[Web page and app entries]
* * * * *

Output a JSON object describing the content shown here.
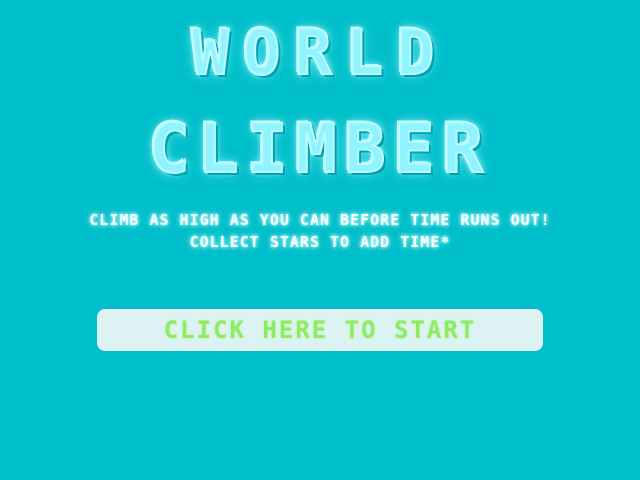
{
  "title": {
    "line1": "WORLD",
    "line2": "CLiMBER"
  },
  "subtitle": {
    "line1": "CLIMB AS HIGH AS YOU CAN BEFORE TIME RUNS OUT!",
    "line2": "COLLECT STARS TO ADD TIME*"
  },
  "start_button": {
    "label": "CLiCK HERE TO START"
  },
  "colors": {
    "background": "#00BFCA",
    "title": "#8FF4FF",
    "subtitle": "#F2FFFF",
    "button_background": "#DDF2F2",
    "button_text": "#8EEB66"
  }
}
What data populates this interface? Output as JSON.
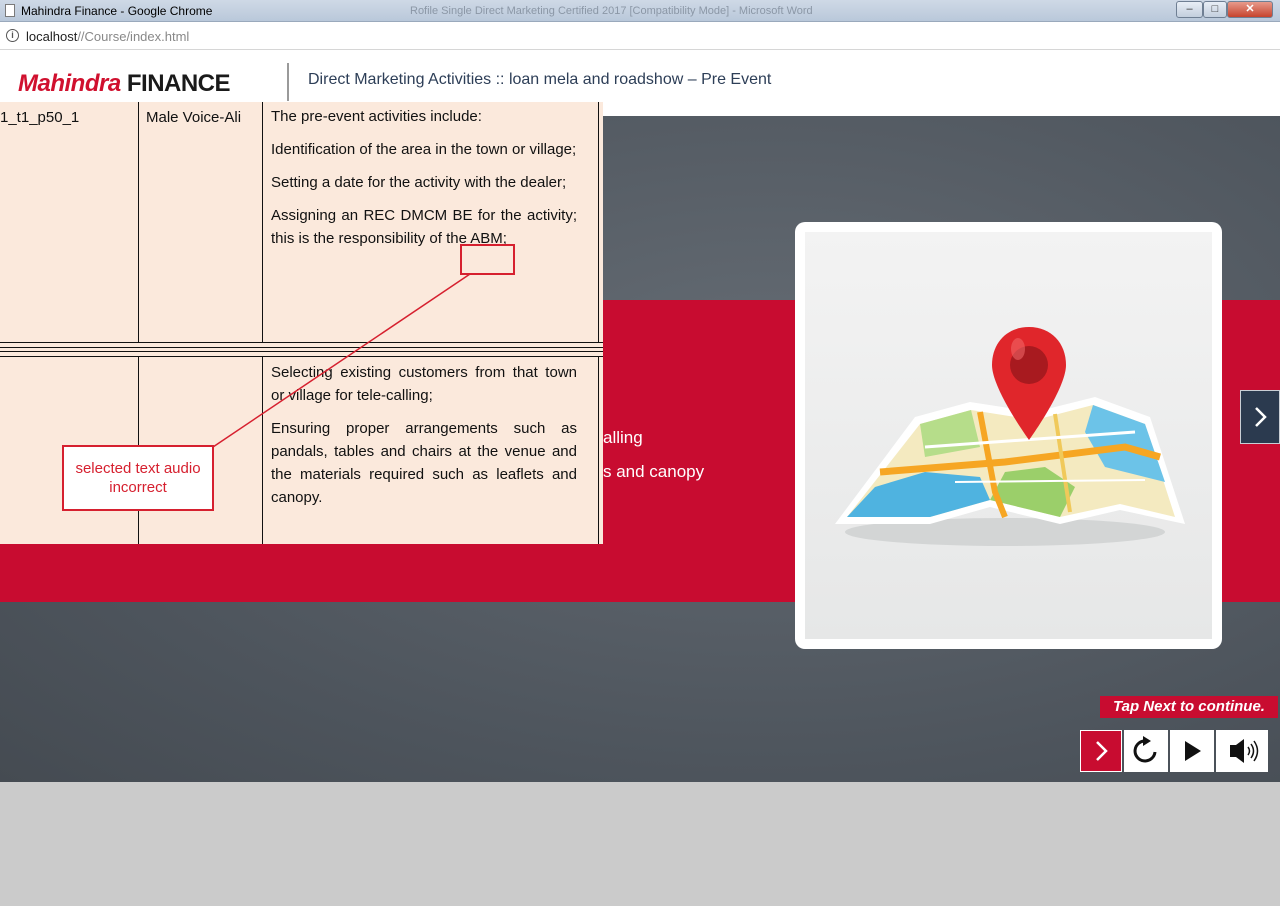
{
  "browser": {
    "window_title": "Mahindra Finance - Google Chrome",
    "background_window_title": "Rofile Single Direct Marketing Certified 2017 [Compatibility Mode] - Microsoft Word",
    "url_host": "localhost",
    "url_path": "//Course/index.html",
    "minimize_label": "–",
    "maximize_label": "□",
    "close_label": "✕"
  },
  "header": {
    "logo_mahindra": "Mahindra",
    "logo_finance": "FINANCE",
    "course_title": "Direct Marketing Activities :: loan mela and roadshow – Pre Event"
  },
  "slide": {
    "bg_text_1": "alling",
    "bg_text_2": "s and canopy",
    "tap_next": "Tap Next to continue."
  },
  "document": {
    "row1_id": "1_t1_p50_1",
    "row1_voice": "Male Voice-Ali",
    "row1_paragraphs": [
      "The pre-event activities include:",
      "Identification of the area in the town or village;",
      "Setting a date for the activity with the dealer;",
      "Assigning an REC DMCM BE for the activity; this is the responsibility of the ABM;"
    ],
    "row2_paragraphs": [
      "Selecting existing customers from that town or village for tele-calling;",
      "Ensuring proper arrangements such as pandals, tables and chairs at the venue and the materials required such as leaflets and canopy."
    ]
  },
  "annotation": {
    "callout_text": "selected text audio incorrect"
  },
  "colors": {
    "brand_red": "#c80c30",
    "annotation_red": "#d6202f",
    "nav_dark": "#2b3a4f"
  },
  "icons": [
    "info-icon",
    "document-icon",
    "map-pin-icon",
    "map-icon",
    "chevron-right-icon",
    "replay-icon",
    "play-icon",
    "volume-icon"
  ]
}
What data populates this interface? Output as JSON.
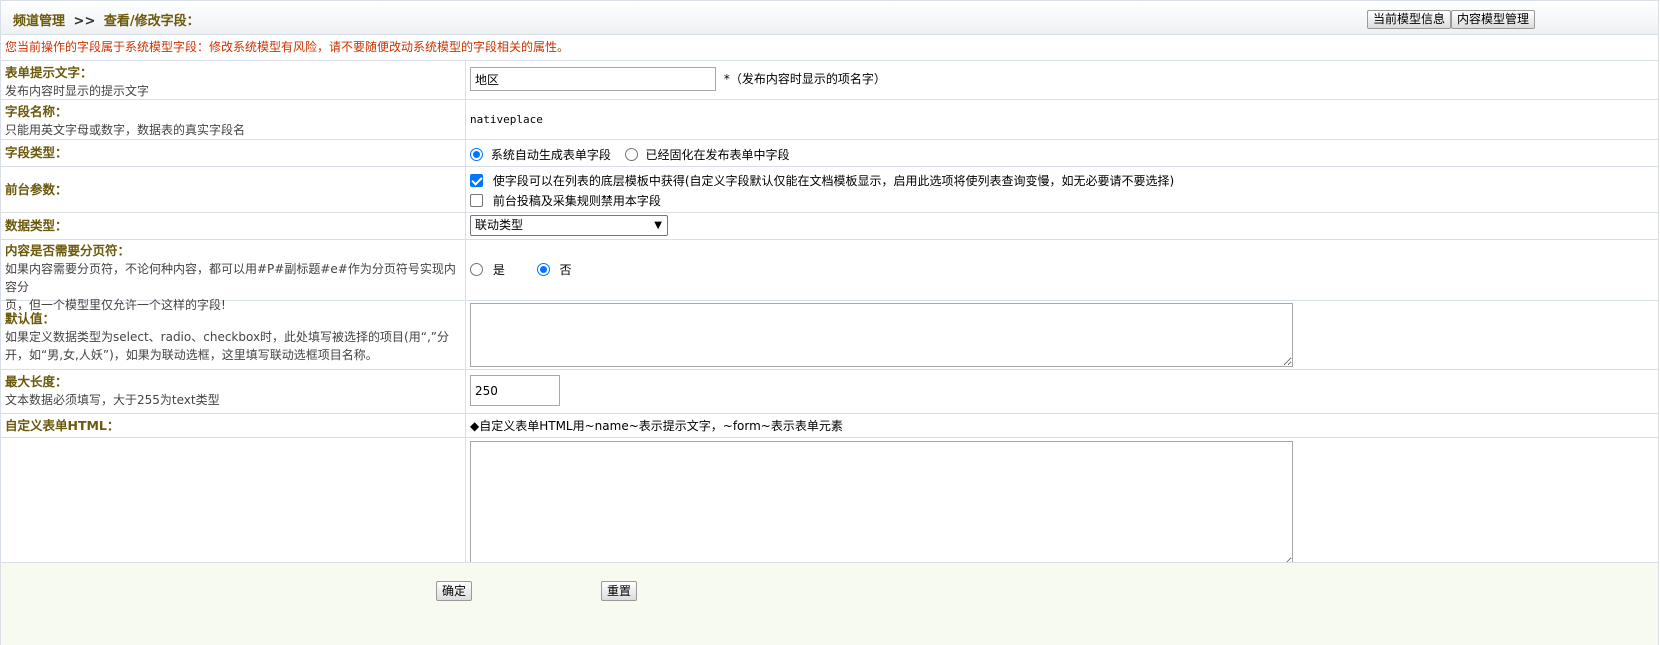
{
  "header": {
    "breadcrumb_root": "频道管理",
    "breadcrumb_sep": ">>",
    "breadcrumb_current": "查看/修改字段：",
    "btn_model_info": "当前模型信息",
    "btn_model_manage": "内容模型管理"
  },
  "warning": "您当前操作的字段属于系统模型字段：修改系统模型有风险，请不要随便改动系统模型的字段相关的属性。",
  "fields": {
    "label": {
      "title": "表单提示文字：",
      "desc": "发布内容时显示的提示文字",
      "value": "地区",
      "note": "*（发布内容时显示的项名字）"
    },
    "name": {
      "title": "字段名称：",
      "desc": "只能用英文字母或数字，数据表的真实字段名",
      "value": "nativeplace"
    },
    "type": {
      "title": "字段类型：",
      "opt1": "系统自动生成表单字段",
      "opt2": "已经固化在发布表单中字段",
      "selected": "opt1"
    },
    "front": {
      "title": "前台参数：",
      "chk1": "使字段可以在列表的底层模板中获得(自定义字段默认仅能在文档模板显示，启用此选项将使列表查询变慢，如无必要请不要选择)",
      "chk1_checked": true,
      "chk2": "前台投稿及采集规则禁用本字段",
      "chk2_checked": false
    },
    "datatype": {
      "title": "数据类型：",
      "selected": "联动类型"
    },
    "pagebreak": {
      "title": "内容是否需要分页符：",
      "desc1": "如果内容需要分页符，不论何种内容，都可以用#P#副标题#e#作为分页符号实现内容分",
      "desc2": "页，但一个模型里仅允许一个这样的字段!",
      "yes": "是",
      "no": "否",
      "selected": "no"
    },
    "default": {
      "title": "默认值：",
      "desc1": "如果定义数据类型为select、radio、checkbox时，此处填写被选择的项目(用“,”分",
      "desc2": "开，如“男,女,人妖”)，如果为联动选框，这里填写联动选框项目名称。",
      "value": ""
    },
    "maxlen": {
      "title": "最大长度：",
      "desc": "文本数据必须填写，大于255为text类型",
      "value": "250"
    },
    "customhtml": {
      "title": "自定义表单HTML：",
      "hint": "◆自定义表单HTML用~name~表示提示文字，~form~表示表单元素",
      "value": ""
    }
  },
  "footer": {
    "ok": "确定",
    "reset": "重置"
  },
  "colors": {
    "label": "#6b5a0b",
    "warning": "#cc3300",
    "footer_bg": "#f7faee",
    "accent": "#0075ff"
  }
}
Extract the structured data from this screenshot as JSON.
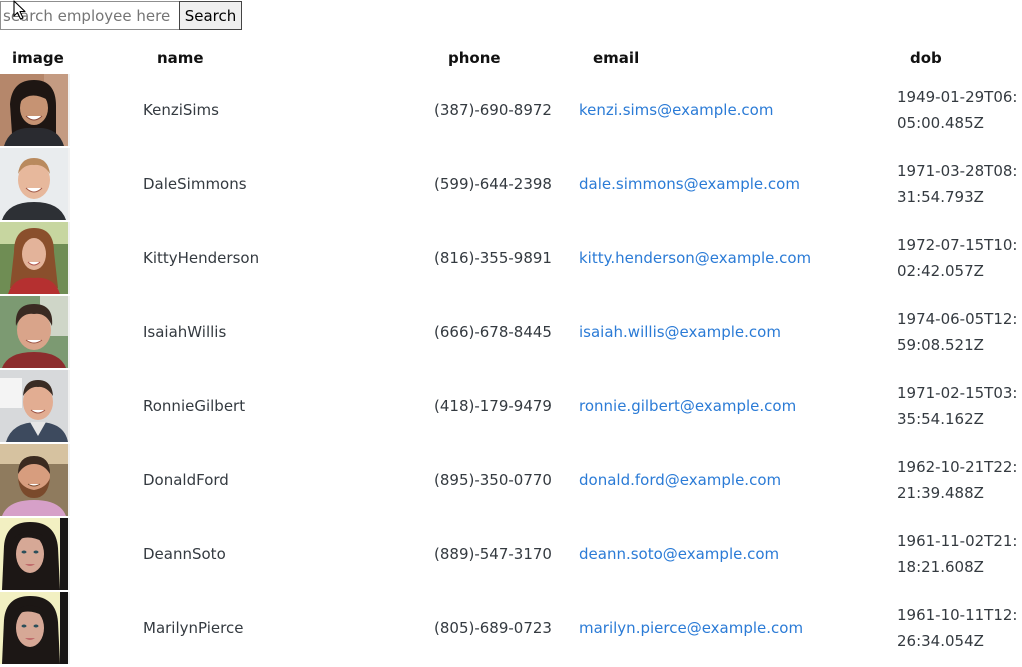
{
  "search": {
    "placeholder": "search employee here",
    "button_label": "Search"
  },
  "table": {
    "headers": {
      "image": "image",
      "name": "name",
      "phone": "phone",
      "email": "email",
      "dob": "dob"
    },
    "rows": [
      {
        "name": "KenziSims",
        "phone": "(387)-690-8972",
        "email": "kenzi.sims@example.com",
        "dob": "1949-01-29T06:05:00.485Z",
        "avatar": "woman-dark-hair-portrait"
      },
      {
        "name": "DaleSimmons",
        "phone": "(599)-644-2398",
        "email": "dale.simmons@example.com",
        "dob": "1971-03-28T08:31:54.793Z",
        "avatar": "man-short-hair-portrait"
      },
      {
        "name": "KittyHenderson",
        "phone": "(816)-355-9891",
        "email": "kitty.henderson@example.com",
        "dob": "1972-07-15T10:02:42.057Z",
        "avatar": "woman-long-hair-portrait"
      },
      {
        "name": "IsaiahWillis",
        "phone": "(666)-678-8445",
        "email": "isaiah.willis@example.com",
        "dob": "1974-06-05T12:59:08.521Z",
        "avatar": "man-dark-hair-portrait"
      },
      {
        "name": "RonnieGilbert",
        "phone": "(418)-179-9479",
        "email": "ronnie.gilbert@example.com",
        "dob": "1971-02-15T03:35:54.162Z",
        "avatar": "man-office-portrait"
      },
      {
        "name": "DonaldFord",
        "phone": "(895)-350-0770",
        "email": "donald.ford@example.com",
        "dob": "1962-10-21T22:21:39.488Z",
        "avatar": "man-beard-portrait"
      },
      {
        "name": "DeannSoto",
        "phone": "(889)-547-3170",
        "email": "deann.soto@example.com",
        "dob": "1961-11-02T21:18:21.608Z",
        "avatar": "woman-selfie-portrait"
      },
      {
        "name": "MarilynPierce",
        "phone": "(805)-689-0723",
        "email": "marilyn.pierce@example.com",
        "dob": "1961-10-11T12:26:34.054Z",
        "avatar": "woman-selfie-portrait"
      }
    ]
  }
}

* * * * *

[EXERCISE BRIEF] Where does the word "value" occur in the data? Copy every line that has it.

[RESPONSE AREA]
      "value": "地区",
      "value": "nativeplace"
      "value": ""
      "value": "250"
      "value": ""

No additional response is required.